Nigeria's President Muhammadu Buhari shakes hands with his South African counterpart Cyril Ramaphosa during a news conference after a meeting, in Pretoria, South Africa, Oct. 3, 2019.
Nigeria's President Muhammadu Buhari shakes hands with his South African counterpart Cyril Ramaphosa during a news conference after a meeting, in Pretoria, South Africa, Oct. 3, 2019.

JOHANNESBURG - The leaders of Nigeria and South Africa have pledged to take “concrete measures” to stem future outbreaks of xenophobic violence, during a state visit to South Africa by Nigerian President Muhammadu Buhari.

Nigeria’s president described his Thursday meeting with his South African counterpart, Cyril Ramaphosa, as a tête-à-tête, a polite contrast to the anti-immigrant violence that swept South Africa last month, resulting in the deaths of at least 12 people, most of them South African nationals.

'Concrete measures'

The violence prompted Nigeria to repatriate hundreds of citizens, and for Buhari to declare, after a private meeting with Ramaphosa, that the two countries would do more to stop future outbreaks.

FILA bonfire is set outside Shoprite during a protest in Abuja, Nigeria, Sept. 4, 2019. S. African-owned businesses operating in Nigeria are being targeted in retaliation for xenophobic attacks carried out against Africans working in South Africa.

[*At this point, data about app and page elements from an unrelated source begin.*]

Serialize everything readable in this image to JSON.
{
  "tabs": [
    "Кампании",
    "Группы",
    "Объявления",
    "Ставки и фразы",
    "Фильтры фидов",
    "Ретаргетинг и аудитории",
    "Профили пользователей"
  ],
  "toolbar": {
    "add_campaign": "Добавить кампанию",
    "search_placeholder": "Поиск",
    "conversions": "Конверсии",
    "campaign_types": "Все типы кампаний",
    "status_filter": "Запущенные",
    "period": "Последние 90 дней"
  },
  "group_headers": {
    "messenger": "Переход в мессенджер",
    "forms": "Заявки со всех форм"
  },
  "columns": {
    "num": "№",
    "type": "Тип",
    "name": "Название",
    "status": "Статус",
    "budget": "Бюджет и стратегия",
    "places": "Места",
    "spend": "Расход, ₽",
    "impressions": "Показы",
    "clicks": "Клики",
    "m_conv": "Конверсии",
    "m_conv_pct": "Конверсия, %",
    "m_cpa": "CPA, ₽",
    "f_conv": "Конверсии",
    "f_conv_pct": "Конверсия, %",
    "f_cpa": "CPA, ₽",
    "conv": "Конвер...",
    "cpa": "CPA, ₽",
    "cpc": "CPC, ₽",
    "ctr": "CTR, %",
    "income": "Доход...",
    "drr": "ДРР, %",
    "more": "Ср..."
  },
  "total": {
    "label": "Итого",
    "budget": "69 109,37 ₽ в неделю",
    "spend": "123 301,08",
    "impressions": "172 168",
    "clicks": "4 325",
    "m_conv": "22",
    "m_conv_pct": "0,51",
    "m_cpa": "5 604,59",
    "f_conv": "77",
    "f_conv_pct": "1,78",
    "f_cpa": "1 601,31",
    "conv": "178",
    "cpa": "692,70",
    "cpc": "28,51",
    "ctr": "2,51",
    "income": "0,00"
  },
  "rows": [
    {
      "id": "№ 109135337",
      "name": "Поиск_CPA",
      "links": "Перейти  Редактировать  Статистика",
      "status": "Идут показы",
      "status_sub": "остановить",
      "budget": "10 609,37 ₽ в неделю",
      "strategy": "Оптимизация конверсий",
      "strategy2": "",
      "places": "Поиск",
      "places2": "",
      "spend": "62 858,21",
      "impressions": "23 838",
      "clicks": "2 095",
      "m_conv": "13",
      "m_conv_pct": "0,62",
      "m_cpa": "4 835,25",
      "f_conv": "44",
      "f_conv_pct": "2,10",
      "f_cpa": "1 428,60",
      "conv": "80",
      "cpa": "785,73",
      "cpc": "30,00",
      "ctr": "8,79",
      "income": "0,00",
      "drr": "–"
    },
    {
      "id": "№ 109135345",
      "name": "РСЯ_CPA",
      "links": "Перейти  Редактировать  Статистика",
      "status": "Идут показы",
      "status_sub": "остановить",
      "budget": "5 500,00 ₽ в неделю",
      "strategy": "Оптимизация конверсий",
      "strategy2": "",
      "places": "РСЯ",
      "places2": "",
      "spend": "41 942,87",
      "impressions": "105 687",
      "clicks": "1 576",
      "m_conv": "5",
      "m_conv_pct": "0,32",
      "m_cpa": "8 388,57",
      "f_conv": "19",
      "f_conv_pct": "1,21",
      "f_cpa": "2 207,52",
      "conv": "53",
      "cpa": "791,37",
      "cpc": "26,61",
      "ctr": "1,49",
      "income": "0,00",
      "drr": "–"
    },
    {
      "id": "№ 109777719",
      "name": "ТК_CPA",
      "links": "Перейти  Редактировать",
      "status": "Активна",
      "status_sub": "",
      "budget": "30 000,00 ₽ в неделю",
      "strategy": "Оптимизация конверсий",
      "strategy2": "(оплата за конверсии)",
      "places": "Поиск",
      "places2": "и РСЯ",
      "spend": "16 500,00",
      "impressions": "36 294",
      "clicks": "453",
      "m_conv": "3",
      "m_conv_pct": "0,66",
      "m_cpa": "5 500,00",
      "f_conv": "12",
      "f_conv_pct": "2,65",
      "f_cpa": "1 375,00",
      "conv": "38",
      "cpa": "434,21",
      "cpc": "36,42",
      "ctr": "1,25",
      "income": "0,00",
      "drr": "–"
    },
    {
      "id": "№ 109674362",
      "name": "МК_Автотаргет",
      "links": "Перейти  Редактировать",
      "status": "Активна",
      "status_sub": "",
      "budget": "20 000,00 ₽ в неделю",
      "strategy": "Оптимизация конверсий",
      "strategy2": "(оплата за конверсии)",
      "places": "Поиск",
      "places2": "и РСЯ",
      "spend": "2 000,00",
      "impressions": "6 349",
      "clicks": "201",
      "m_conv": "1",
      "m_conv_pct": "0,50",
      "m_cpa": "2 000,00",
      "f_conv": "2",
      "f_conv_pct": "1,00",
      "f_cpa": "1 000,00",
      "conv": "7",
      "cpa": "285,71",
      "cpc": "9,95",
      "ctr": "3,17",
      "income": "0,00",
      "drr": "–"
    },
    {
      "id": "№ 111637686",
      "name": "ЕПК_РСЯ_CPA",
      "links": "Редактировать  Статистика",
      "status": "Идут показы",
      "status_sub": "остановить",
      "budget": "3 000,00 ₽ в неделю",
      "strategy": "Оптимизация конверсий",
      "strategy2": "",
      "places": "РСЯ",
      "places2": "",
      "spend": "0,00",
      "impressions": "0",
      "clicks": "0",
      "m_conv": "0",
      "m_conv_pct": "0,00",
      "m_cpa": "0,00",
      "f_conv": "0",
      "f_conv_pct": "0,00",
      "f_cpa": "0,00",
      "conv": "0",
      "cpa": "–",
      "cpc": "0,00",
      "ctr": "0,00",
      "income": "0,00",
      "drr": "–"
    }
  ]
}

“We have decided to work and take concrete measures together to prevent every occurrence of such unacceptable incidents in the future,” he said.

Ramaphosa elaborated:

“We've agreed that we are going to set up mechanisms between our two countries, early warning mechanisms will be set up so that once we see that there is restiveness,” he said.  “We will be able to inform one another to find ways — and active ways — of ensuring that we do not have recurrences. And at the same time, we will cooperate at a number of levels, including the policing level, including the intelligence-sharing information level.”

Analyst Ryan Cummings, who heads the political and security risk management consultancy Signal Risk, said the meeting set an important diplomatic tone.

“The key developments through all of this is that South Africa and Nigeria are continuing to respond to this and other challenges affecting both countries through diplomacy and that kind of diplomatic engagement is still the order of the day. Not everyone is going to be happy with that," he said.

"I think that even the sense of collaboration between these two countries and between the two governments is an important kind of countermeasure to the kind of tense relations and nationalism which exists between South Africans and Nigerians at this time.”
 
Strength, and a seat at the table

And, as Cummings added, through unity comes strength. The two nations have the largest economies on the African continent and are seeking to boost inter-African trade and cooperation as a way to boost the continent’s economy and lessen its dependency on the international community.

FILE - Members of the U.N. Security Council gather inside the United Nations Security Council chambers in New York, for a meeting on Syria, April 30, 2019.

Ramaphosa also aimed some criticism at the United Nations, whose permanent Security Council has never included an African member.

“We both agree that the U.N. Security Council architecture governance should be changed. It is not acceptable that the United Nations Security Council is just a club for a few countries and it's not representative," he said.  "So we want representativity. We want Africa to be represented. We want equity. There should be equitable representation on the U.N. Security Council. We are very clear and we are firm on that.”

Buhari’s three-day visit will also include a business forum and a meeting of a bi-national commission that seems to boost cooperation between the two countries. He will also meet with Nigerian expatriates in Johannesburg, South Africa’s largest city.